Rio’s wild topography, wealth disparities, and aging infrastructure make it an unlikely testing ground for the smooth rationality of urban management that “smart city” rhetoric proclaims. Through COR, the predictable impression of Rio de Janeiro as a lush playground of beaches and samba dancers conflicts with the new image of a Rio governed by smart city control systems. As the city also becomes increasingly marked by extreme police tactics and political protests, Rio appears less a case of urban optimization than a platform for viewing the conflicts that have erupted around urban data management, civil rights, and issues of social control. Yet, COR is also a sign of a new form of participatory civic politics. Citizens may visit the COR building to observe its image screens, data displays, and information collection technologies. In this way, COR serves as a public relations space from which the city broadcasts an image of urban administrative control.

The exhibition shows Rio structured through COR’s control syntax and smart city command processes. This syntax is assembled from seemingly banal “if-then” statements that become surprisingly charged by their encounters with the political and circulatory life of the city. Through COR, the exhibition sees traffic engineering as urban politics and as haunted by potential catastrophe. The exhibition also understands COR as indicative of an important new space of representation for the 21st century city and its emerging computational governmentality.

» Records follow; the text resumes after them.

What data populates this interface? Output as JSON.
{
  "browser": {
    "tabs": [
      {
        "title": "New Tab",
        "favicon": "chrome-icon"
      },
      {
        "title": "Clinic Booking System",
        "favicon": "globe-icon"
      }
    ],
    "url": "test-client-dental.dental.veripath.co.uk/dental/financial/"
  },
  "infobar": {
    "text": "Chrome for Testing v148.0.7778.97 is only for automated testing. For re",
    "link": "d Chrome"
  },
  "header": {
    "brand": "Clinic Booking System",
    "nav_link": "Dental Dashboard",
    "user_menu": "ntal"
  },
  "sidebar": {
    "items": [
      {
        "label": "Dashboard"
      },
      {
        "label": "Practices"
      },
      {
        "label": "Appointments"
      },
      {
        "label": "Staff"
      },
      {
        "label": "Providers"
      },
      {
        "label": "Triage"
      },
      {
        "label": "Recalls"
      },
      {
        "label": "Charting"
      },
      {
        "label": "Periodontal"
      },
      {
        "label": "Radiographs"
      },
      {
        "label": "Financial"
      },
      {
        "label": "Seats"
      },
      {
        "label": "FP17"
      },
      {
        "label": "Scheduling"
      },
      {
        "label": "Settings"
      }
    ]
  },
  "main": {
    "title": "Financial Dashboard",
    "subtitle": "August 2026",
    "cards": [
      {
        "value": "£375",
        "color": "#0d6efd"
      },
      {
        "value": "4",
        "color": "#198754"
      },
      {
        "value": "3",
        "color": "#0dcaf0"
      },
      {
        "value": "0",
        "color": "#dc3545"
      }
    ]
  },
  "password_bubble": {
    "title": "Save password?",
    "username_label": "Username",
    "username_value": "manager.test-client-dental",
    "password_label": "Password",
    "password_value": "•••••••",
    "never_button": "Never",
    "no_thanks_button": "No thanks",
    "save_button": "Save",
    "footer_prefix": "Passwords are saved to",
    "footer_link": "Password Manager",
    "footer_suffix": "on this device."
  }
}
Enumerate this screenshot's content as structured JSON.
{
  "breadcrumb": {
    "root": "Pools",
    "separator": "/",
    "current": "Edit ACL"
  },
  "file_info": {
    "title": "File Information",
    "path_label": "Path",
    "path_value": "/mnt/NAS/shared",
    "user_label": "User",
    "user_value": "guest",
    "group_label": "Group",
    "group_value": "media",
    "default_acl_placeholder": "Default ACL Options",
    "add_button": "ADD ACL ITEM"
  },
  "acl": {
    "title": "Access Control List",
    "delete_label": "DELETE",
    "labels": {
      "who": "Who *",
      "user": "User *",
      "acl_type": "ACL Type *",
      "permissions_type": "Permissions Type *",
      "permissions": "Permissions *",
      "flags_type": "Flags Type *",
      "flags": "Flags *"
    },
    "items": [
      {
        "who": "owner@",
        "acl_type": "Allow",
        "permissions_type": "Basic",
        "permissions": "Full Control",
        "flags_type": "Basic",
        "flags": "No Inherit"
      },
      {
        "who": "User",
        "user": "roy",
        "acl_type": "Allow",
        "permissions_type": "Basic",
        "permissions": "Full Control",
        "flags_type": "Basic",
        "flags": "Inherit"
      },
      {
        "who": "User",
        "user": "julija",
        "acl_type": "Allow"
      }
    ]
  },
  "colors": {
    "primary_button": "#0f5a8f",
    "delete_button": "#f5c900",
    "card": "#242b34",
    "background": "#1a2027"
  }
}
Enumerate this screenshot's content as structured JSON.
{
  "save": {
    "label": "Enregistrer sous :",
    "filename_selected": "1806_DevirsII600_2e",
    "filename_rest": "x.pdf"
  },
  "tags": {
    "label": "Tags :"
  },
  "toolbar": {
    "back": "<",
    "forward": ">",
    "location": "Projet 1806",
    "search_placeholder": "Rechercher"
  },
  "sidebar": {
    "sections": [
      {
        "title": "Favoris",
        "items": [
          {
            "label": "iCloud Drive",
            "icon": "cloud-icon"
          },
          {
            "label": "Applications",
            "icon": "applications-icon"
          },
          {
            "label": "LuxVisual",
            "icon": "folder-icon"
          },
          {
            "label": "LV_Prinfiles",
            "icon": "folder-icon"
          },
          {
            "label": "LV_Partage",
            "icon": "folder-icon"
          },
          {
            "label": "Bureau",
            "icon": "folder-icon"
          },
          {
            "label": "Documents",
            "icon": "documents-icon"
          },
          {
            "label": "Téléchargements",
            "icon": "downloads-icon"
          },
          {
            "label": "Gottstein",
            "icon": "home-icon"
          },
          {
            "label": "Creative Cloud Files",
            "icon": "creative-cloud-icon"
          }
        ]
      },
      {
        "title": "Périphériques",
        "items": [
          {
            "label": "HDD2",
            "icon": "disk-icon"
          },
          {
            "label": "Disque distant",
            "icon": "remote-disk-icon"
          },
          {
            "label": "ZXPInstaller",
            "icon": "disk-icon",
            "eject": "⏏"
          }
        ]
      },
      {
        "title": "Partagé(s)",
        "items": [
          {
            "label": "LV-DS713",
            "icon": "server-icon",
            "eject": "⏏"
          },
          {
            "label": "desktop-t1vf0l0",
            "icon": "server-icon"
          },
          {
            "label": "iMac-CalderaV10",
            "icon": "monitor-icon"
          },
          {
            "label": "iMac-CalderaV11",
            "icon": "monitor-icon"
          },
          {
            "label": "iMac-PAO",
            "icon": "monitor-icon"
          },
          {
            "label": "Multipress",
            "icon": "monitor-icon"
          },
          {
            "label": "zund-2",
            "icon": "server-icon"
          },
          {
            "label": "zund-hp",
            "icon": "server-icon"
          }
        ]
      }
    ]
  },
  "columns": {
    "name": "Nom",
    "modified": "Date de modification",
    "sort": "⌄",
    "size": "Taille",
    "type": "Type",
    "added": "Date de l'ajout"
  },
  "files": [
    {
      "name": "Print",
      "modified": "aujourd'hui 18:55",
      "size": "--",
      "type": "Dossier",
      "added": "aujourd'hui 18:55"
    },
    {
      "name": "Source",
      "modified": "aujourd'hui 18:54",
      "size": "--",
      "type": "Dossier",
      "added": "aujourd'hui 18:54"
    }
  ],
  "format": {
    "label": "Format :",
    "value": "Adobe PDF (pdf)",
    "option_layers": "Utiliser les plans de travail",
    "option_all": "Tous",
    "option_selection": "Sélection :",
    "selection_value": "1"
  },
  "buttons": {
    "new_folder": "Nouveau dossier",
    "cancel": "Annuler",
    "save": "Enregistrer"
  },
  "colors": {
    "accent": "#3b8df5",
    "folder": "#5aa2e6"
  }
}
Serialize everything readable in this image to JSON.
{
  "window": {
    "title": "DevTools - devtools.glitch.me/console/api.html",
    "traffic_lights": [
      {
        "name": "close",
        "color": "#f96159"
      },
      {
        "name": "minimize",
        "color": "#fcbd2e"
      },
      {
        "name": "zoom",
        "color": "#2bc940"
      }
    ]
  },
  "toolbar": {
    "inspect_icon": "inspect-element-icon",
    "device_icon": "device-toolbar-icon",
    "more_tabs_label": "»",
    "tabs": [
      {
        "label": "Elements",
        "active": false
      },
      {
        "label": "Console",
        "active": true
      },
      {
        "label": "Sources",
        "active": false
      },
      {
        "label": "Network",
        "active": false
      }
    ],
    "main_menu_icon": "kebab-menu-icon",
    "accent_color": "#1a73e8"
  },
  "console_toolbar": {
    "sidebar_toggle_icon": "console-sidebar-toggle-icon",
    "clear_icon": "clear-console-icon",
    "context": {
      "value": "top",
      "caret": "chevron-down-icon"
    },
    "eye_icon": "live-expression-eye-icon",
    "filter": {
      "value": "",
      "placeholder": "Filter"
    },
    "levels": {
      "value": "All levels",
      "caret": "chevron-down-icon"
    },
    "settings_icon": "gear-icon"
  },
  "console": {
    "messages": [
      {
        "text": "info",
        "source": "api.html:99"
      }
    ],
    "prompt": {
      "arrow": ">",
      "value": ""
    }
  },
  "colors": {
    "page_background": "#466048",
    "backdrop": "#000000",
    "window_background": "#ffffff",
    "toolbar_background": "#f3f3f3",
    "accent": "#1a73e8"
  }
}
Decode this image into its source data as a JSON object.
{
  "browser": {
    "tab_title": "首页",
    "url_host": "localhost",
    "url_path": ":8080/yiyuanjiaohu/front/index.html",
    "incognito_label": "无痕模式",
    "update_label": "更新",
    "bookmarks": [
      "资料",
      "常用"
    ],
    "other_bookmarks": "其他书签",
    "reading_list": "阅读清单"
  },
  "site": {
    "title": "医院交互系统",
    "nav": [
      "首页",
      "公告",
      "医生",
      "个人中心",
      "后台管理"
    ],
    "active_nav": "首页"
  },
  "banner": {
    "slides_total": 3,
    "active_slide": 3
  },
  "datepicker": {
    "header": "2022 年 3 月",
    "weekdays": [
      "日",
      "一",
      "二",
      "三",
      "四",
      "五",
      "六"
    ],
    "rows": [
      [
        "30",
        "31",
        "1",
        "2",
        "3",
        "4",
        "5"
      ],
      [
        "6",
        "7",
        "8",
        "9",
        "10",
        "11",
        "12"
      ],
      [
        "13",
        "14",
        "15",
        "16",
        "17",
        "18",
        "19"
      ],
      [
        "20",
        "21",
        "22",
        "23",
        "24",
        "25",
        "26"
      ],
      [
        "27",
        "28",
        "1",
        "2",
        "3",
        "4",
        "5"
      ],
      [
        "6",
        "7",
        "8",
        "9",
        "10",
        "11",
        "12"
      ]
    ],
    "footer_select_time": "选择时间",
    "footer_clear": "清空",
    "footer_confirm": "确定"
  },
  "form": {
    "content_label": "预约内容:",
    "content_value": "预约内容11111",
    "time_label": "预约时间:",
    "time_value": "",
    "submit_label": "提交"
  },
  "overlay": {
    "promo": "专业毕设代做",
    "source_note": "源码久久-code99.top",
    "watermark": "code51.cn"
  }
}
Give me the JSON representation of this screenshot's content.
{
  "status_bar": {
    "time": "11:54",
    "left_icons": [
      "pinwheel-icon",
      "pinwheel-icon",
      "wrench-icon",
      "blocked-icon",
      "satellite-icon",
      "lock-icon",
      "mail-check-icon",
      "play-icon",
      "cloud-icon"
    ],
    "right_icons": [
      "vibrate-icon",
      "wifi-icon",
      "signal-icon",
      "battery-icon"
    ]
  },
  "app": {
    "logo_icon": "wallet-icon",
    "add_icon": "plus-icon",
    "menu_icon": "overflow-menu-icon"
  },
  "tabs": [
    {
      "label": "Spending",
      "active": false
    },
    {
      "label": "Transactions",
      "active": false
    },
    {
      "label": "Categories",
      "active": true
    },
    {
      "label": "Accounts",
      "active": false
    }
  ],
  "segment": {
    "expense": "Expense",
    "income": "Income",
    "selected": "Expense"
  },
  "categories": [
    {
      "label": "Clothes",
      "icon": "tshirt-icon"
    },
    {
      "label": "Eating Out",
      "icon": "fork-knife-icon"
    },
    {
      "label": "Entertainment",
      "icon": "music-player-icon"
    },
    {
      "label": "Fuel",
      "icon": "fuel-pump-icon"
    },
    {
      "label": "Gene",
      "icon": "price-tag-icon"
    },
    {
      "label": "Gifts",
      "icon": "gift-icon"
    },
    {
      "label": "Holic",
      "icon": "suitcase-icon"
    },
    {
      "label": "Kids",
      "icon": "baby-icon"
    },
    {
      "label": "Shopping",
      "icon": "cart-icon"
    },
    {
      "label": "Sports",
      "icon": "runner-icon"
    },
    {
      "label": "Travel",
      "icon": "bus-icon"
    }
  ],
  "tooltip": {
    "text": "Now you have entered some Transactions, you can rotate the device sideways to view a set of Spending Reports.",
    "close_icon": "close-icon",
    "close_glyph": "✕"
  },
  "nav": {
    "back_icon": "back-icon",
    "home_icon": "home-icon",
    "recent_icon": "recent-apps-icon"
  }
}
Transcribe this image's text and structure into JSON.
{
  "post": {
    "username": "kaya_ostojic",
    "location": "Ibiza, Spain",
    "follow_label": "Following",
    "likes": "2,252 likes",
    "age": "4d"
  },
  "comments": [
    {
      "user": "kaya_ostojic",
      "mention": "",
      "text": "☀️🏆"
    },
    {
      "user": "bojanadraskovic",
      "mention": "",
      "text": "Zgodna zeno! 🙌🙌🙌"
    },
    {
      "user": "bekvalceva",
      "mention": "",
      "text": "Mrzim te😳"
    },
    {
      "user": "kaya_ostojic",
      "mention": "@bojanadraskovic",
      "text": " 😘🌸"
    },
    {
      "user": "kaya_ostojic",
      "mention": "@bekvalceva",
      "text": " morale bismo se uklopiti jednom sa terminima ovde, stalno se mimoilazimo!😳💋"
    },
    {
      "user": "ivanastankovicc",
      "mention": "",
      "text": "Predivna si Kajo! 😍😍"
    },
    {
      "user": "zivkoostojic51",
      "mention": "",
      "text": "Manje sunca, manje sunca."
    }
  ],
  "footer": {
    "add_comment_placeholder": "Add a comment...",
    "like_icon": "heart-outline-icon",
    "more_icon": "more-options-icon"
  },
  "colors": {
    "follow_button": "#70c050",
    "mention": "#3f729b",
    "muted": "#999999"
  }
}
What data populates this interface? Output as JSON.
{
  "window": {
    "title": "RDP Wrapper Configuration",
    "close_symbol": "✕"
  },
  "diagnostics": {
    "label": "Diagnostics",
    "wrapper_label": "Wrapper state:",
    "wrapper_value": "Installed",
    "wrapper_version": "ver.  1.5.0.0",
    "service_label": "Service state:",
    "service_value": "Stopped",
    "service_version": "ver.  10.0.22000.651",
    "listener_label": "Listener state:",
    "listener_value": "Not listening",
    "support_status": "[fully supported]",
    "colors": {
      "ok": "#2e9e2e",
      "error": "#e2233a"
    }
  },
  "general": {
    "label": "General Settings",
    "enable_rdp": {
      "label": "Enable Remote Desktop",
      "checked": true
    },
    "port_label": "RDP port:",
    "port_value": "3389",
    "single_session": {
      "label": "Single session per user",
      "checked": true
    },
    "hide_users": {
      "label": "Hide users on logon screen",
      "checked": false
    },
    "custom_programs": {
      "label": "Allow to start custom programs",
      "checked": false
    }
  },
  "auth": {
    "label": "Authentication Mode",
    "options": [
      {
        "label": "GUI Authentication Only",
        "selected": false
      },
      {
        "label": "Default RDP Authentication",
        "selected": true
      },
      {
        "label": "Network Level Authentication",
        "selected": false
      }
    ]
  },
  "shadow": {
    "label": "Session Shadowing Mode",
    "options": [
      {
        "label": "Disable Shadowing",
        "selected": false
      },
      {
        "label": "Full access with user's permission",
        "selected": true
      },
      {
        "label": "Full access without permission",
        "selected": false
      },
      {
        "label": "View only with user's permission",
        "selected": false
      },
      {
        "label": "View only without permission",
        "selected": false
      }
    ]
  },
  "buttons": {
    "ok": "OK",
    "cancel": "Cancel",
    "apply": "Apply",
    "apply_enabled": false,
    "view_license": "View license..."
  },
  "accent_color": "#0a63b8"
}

Curated and designed by Farzin Lotfi-Jam and Mark Wasiuta
Presented by Storefront for Art and Architecture and Het Nieuwe Instituut, Rotterdam